Though many shipwrecks have been found and their contents recovered over the years, none has gotten has much publicity as the ship, Atocha. It’s a case of: If You Publicize It They Will Come. The saga of Mel Fisher and his search for this treasure stayed in the public press for years. When the ship was finally found it was rich indeed. Hundreds of thousands of coins, bars and other artifacts were found strewn on the ocean floor.
Remember that these coins were essentially weights or counters. The only quality control was the actual weight of silver guaranteed by the assayers initials. Many of the best material from the Atocha and her sister ship the Margarita were sold at auction in 1988. The remaining material varies greatly from jewelry quality to occasional finds of collector quality examples.
You are correct about the grading system. The coin are graded from I – IV. The grade is primarily assigned by the weight of the coin not the look or the amount of design detail remaining. After being under the ocean for almost four centuries, many of the coins weigh much less than when they left the mints. For example a 8 Reales that weighed 27 grams when it was minted might only weigh 14 grams today (Grade IV).
Prices of the Atocha coins varies greatly.

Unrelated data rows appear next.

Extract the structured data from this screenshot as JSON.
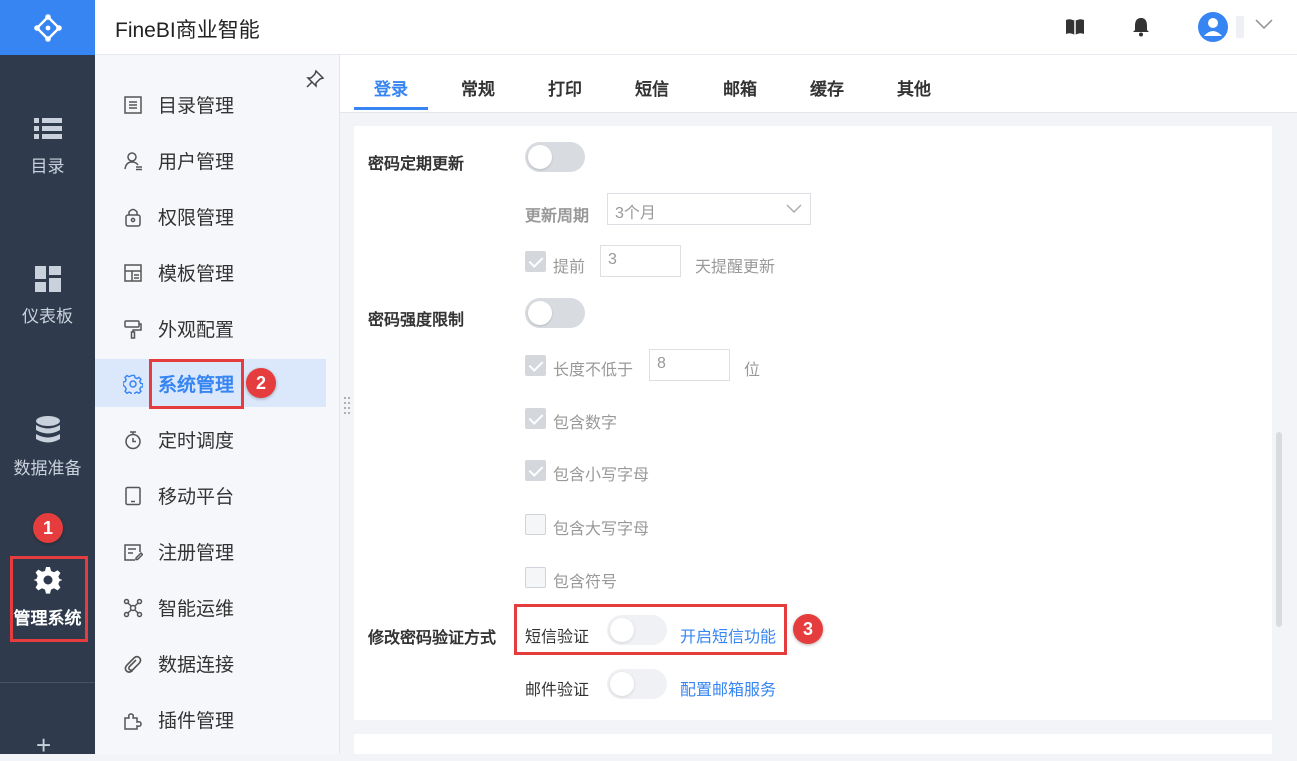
{
  "app": {
    "title": "FineBI商业智能"
  },
  "leftnav": {
    "items": [
      {
        "label": "目录",
        "icon": "list-icon"
      },
      {
        "label": "仪表板",
        "icon": "dashboard-icon"
      },
      {
        "label": "数据准备",
        "icon": "database-icon"
      },
      {
        "label": "管理系统",
        "icon": "gear-icon",
        "active": true
      }
    ]
  },
  "submenu": {
    "items": [
      {
        "label": "目录管理",
        "icon": "catalog-icon"
      },
      {
        "label": "用户管理",
        "icon": "user-icon"
      },
      {
        "label": "权限管理",
        "icon": "lock-icon"
      },
      {
        "label": "模板管理",
        "icon": "template-icon"
      },
      {
        "label": "外观配置",
        "icon": "paint-roller-icon"
      },
      {
        "label": "系统管理",
        "icon": "gear-icon",
        "active": true
      },
      {
        "label": "定时调度",
        "icon": "stopwatch-icon"
      },
      {
        "label": "移动平台",
        "icon": "tablet-icon"
      },
      {
        "label": "注册管理",
        "icon": "register-icon"
      },
      {
        "label": "智能运维",
        "icon": "network-icon"
      },
      {
        "label": "数据连接",
        "icon": "link-icon"
      },
      {
        "label": "插件管理",
        "icon": "plugin-icon"
      }
    ]
  },
  "tabs": [
    "登录",
    "常规",
    "打印",
    "短信",
    "邮箱",
    "缓存",
    "其他"
  ],
  "active_tab": "登录",
  "settings": {
    "pwd_expire": {
      "label": "密码定期更新",
      "enabled": false
    },
    "update_cycle": {
      "label": "更新周期",
      "value": "3个月"
    },
    "advance": {
      "label": "提前",
      "value": "3",
      "suffix": "天提醒更新",
      "checked": true
    },
    "pwd_strength": {
      "label": "密码强度限制",
      "enabled": false
    },
    "min_length": {
      "label": "长度不低于",
      "value": "8",
      "suffix": "位",
      "checked": true
    },
    "digits": {
      "label": "包含数字",
      "checked": true
    },
    "lower": {
      "label": "包含小写字母",
      "checked": true
    },
    "upper": {
      "label": "包含大写字母",
      "checked": false
    },
    "symbol": {
      "label": "包含符号",
      "checked": false
    },
    "verify": {
      "label": "修改密码验证方式",
      "sms": {
        "label": "短信验证",
        "enabled": false,
        "link": "开启短信功能"
      },
      "email": {
        "label": "邮件验证",
        "enabled": false,
        "link": "配置邮箱服务"
      }
    }
  },
  "annotations": [
    "1",
    "2",
    "3"
  ],
  "colors": {
    "accent": "#3685f2",
    "nav_bg": "#2f3b4c",
    "annotation": "#e53d3d"
  }
}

For instance the jewelry industry uses many of the common undated pieces for framed creations that appear extensively in tourist areas of Florida and the Caribbean. The coin of choice for jewelry is the small 2 reales. The price of these has skyrocketed as the supply of this denomination is much smaller than the larger size 4 and 8 reales. Expect to pay $300 to $500 for decent Atocha 2 Reales.
In contrast the run-of-the-mill 8 and 4’s can be had for as little as $80 for a “one-sided” Grade IV with a certificate or if you have money to burn Mel will sell you the same piece for $650. but that’s Mel ringing up the cash register. Fancier pieces with dates and more weight left on the coins can bring up to $500 or so. The important word here is “certificate”. Without Mel Fisher’s famous cert, the coin is worth far less.

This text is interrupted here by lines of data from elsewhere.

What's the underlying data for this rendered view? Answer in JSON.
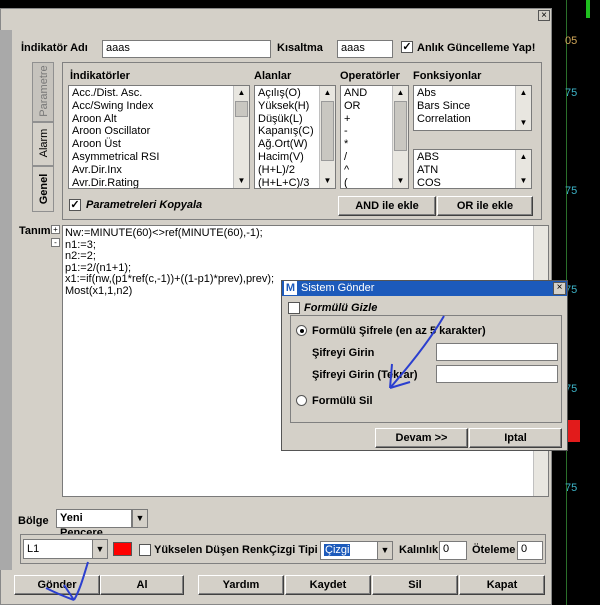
{
  "chart": {
    "labels": [
      "05",
      "75",
      "75",
      "75",
      "75",
      "75"
    ],
    "colors": {
      "number": "#d2a85a",
      "accent": "#e21b1b"
    }
  },
  "form": {
    "name_label": "İndikatör Adı",
    "name_value": "aaas",
    "short_label": "Kısaltma",
    "short_value": "aaas",
    "live_update_label": "Anlık Güncelleme Yap!",
    "live_update_checked": true
  },
  "tabs": [
    "Parametre",
    "Alarm",
    "Genel"
  ],
  "lists": {
    "indicators_header": "İndikatörler",
    "indicators": [
      "Acc./Dist. Asc.",
      "Acc/Swing Index",
      "Aroon Alt",
      "Aroon Oscillator",
      "Aroon Üst",
      "Asymmetrical RSI",
      "Avr.Dir.Inx",
      "Avr.Dir.Rating"
    ],
    "fields_header": "Alanlar",
    "fields": [
      "Açılış(O)",
      "Yüksek(H)",
      "Düşük(L)",
      "Kapanış(C)",
      "Ağ.Ort(W)",
      "Hacim(V)",
      "(H+L)/2",
      "(H+L+C)/3"
    ],
    "operators_header": "Operatörler",
    "operators": [
      "AND",
      "OR",
      "+",
      "-",
      "*",
      "/",
      "^",
      "("
    ],
    "functions_header": "Fonksiyonlar",
    "functions_top": [
      "Abs",
      "Bars Since",
      "Correlation"
    ],
    "functions_bottom": [
      "ABS",
      "ATN",
      "COS"
    ]
  },
  "copy_params_label": "Parametreleri Kopyala",
  "copy_params_checked": true,
  "and_add_label": "AND ile ekle",
  "or_add_label": "OR ile ekle",
  "definition_label": "Tanım",
  "formula_lines": [
    "Nw:=MINUTE(60)<>ref(MINUTE(60),-1);",
    "n1:=3;",
    "n2:=2;",
    "p1:=2/(n1+1);",
    "x1:=if(nw,(p1*ref(c,-1))+((1-p1)*prev),prev);",
    "Most(x1,1,n2)"
  ],
  "region": {
    "label": "Bölge",
    "value": "Yeni Pencere"
  },
  "line": {
    "line_value": "L1",
    "color": "#ff0000",
    "rise_fall_label": "Yükselen Düşen Renk",
    "line_type_label": "Çizgi Tipi",
    "line_type_value": "Çizgi",
    "thickness_label": "Kalınlık",
    "thickness_value": "0",
    "offset_label": "Öteleme",
    "offset_value": "0"
  },
  "buttons": [
    "Gönder",
    "Al",
    "Yardım",
    "Kaydet",
    "Sil",
    "Kapat"
  ],
  "dialog": {
    "title": "Sistem Gönder",
    "title_icon": "M",
    "hide_formula_label": "Formülü Gizle",
    "encrypt_label": "Formülü Şifrele (en az 5 karakter)",
    "password_label": "Şifreyi Girin",
    "password_repeat_label": "Şifreyi Girin (Tekrar)",
    "delete_label": "Formülü Sil",
    "continue_label": "Devam >>",
    "cancel_label": "Iptal"
  }
}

If you just want to own a bit of history and aren’t concerned with the collector aspect, stick to the less expensive examples. There are lots of these coins around.